Borussia Dortmund have positioned themselves well to recoup an eye-watering fee when they part ways with Jadon Sancho next summer. The Bundesliga runners-up have rewarded the England international with a new, improved deal as recognition for his fine performances over the past 12 months.
The 19-year-old is now believed to be on £190,000-per-week, an absurd amount for a player plying their trade at the Westfalenstadion. It is believed the former Manchester City youngster turned down the advances of Manchester United and Paris Saint-Germain to remain with BVB.
However, in giving Sancho a new deal they’ve all but confirmed the fact they’ll be selling him as soon as the 2019/20 campaign comes to an end. Firstly, they couldn’t well command £130million for a player they’re only paying £75,000-per-week (his previous salary) to. It’s the sort of situation to make negotiations somewhat tricky.
Yes, the selling club sets the player’s valuation, and they can ask for whatever they want, but, the fact is, the salary they pay the player definitely gives leverage to either the buying team or the selling one.
A lower package suggests the player isn’t as highly valued and the fee can be chipped away at whereas a decent salary, coupled with the output of a player, makes it easier for a club to ask for the top end valuation.
After all, if you’re charging top dollar you need to be paying top dollar, if only for perception purposes.
Liverpool did similar with Luis Suarez. They improved his contract in December and by July he was a Barcelona player. Furthermore, the Reds could afford to increase his salary knowing full well they’d only be paying it for a few months before he’d move on. It’s likely a similar story at BVB.
The Bundesliga club can justify the wage increase to any players who ask for parity purely because of Sancho’s prolific output. He’s peerless in that sense meaning no others in the squad could demand a similar package. It’s a clever move on their part. Dortmund won’t want this sort of salary to be the norm, not yet anyway, but it makes sense for them to go big knowing they’re only going to be paying it for nine or so months before he moves.
The Reds refused to dip into the transfer market this summer, adding only Sepp Van Den Berg, Harvey Elliot and Adrian to their ranks.
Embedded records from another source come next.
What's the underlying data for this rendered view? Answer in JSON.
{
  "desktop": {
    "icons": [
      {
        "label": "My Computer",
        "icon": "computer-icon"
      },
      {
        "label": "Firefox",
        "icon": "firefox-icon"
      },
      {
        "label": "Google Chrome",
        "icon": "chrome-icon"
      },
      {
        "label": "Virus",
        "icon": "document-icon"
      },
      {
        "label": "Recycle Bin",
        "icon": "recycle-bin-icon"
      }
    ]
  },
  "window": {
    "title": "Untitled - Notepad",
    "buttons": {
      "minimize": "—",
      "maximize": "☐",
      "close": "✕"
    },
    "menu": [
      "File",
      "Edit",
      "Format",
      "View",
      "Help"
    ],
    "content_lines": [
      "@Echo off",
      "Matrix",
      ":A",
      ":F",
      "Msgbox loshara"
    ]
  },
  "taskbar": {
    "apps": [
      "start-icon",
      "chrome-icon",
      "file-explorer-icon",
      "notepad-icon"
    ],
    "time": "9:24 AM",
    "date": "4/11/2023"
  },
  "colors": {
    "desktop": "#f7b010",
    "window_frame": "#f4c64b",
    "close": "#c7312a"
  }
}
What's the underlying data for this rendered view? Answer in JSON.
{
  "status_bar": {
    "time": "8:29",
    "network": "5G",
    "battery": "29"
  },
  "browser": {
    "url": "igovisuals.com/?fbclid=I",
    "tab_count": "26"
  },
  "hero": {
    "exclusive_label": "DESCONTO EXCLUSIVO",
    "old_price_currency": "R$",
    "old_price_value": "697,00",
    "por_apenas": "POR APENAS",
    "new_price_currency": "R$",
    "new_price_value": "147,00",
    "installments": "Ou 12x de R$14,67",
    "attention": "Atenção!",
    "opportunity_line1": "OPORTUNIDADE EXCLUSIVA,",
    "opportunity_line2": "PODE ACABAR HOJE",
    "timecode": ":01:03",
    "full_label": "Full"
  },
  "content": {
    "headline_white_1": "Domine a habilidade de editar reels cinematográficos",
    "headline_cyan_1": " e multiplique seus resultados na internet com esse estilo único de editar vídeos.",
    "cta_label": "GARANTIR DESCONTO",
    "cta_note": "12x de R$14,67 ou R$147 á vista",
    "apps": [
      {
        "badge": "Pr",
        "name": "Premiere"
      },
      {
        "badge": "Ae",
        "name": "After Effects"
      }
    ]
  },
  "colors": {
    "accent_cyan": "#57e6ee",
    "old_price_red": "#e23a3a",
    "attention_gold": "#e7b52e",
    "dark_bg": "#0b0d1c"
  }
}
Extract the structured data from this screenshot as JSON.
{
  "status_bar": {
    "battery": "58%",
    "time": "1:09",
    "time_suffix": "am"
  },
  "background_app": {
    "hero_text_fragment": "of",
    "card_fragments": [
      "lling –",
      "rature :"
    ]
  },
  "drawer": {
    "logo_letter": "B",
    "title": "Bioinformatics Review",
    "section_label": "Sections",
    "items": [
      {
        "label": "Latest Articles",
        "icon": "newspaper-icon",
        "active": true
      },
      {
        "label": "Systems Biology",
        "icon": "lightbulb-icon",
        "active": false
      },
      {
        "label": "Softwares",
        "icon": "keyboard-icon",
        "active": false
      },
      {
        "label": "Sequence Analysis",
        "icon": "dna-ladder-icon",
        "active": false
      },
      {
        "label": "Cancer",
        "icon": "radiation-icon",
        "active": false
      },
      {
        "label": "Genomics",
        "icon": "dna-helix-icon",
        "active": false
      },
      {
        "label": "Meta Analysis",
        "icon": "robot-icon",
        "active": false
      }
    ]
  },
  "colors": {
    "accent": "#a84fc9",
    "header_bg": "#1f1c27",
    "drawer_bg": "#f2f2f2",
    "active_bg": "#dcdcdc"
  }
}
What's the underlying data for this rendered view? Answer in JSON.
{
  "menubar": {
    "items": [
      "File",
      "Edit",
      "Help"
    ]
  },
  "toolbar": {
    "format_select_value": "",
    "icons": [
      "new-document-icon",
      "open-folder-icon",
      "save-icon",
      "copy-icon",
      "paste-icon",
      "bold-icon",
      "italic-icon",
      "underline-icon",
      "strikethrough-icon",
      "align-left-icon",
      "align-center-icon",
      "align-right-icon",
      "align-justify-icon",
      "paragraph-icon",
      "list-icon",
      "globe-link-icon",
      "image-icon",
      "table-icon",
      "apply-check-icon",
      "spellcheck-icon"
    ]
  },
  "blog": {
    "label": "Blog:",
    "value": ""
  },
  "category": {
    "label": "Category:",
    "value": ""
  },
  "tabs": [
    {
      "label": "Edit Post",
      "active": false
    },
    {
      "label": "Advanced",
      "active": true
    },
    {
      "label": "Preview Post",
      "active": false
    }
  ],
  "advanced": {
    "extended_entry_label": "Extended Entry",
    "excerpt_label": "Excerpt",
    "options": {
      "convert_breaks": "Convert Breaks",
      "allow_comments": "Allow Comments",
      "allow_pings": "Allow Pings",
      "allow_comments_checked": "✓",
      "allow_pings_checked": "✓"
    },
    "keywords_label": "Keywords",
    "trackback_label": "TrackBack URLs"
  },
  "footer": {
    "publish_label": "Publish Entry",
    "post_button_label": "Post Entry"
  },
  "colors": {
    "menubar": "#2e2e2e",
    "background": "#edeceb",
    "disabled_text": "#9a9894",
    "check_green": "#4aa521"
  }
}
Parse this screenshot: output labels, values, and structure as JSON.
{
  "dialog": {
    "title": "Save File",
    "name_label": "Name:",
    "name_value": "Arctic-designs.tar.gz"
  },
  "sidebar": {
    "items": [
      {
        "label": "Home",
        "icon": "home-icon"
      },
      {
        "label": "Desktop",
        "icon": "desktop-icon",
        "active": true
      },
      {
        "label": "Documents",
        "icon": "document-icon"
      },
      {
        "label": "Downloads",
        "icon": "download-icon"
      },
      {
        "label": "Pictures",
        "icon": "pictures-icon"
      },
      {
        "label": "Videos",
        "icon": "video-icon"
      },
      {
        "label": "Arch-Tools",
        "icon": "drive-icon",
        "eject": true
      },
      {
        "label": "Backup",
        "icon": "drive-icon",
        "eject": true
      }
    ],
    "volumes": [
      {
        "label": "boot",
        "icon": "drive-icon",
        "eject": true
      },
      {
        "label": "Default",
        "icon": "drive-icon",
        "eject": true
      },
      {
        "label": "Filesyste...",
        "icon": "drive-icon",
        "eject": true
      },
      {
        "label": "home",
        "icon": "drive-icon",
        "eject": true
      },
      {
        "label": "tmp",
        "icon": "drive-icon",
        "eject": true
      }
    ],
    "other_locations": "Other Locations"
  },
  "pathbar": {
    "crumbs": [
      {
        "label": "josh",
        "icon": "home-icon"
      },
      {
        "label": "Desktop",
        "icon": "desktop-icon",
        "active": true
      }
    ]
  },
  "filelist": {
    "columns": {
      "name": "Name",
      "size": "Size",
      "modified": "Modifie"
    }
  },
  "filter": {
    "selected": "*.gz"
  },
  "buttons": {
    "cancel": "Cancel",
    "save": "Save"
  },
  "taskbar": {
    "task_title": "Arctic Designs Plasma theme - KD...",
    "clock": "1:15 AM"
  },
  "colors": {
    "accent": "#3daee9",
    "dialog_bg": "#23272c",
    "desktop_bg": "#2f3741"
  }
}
Two youngsters and a back-up goalkeeper doesn’t scream European champions. Their lack of activity resulted in some believing the club were saving money for a big summer next year.
Originally, it was a fantasy and it’s been played out on Twitter with Nike funding some lavishing spending over the next few years. However, it would well soon be a reality. Not the Nike part, that is still an unknown, but the going big, and we’re talking £100million plus big, next summer to boost the squad having trimmed the wage bill this year in preparation.
Every big club will want Sancho, but how many can offer him the opportunity that Liverpool can? Manchester City seem keen to add Kylian Mbappé to their ranks and there’s no guarantee the BVB winger would return to the Etihad after leaving the club in search of first-team football.
Arsenal blew their budget this summer, and it isn’t likely they could afford to spend £100million or more on a single player. Spurs have money, but that sort of fee is beyond their limits if reports are to be believed. United have the funds but do they have the appeal?
The Reds are one of the few teams with the money and the guaranteed minutes on offer. With Mohamed Salah, Sadio Mané and Roberto Firmino all turning 28 this season, the frontline needs new blood. There needs to be a passing of the torch and Sancho could be the face of the new Liverpool.
He bossed it alongside Rhian Brewster for the England under-17 side, and the lure to do the same for one of the biggest clubs in Europe could be tempting. As could working under Jürgen Klopp and learning from arguably the best attacking trio in the world today. Sancho will be on the move next summer. Liverpool do their business years in advance so he could already have his heart set on the switch to Anfield. Fingers cross Michael Edwards has already put in the hard work to make it happen.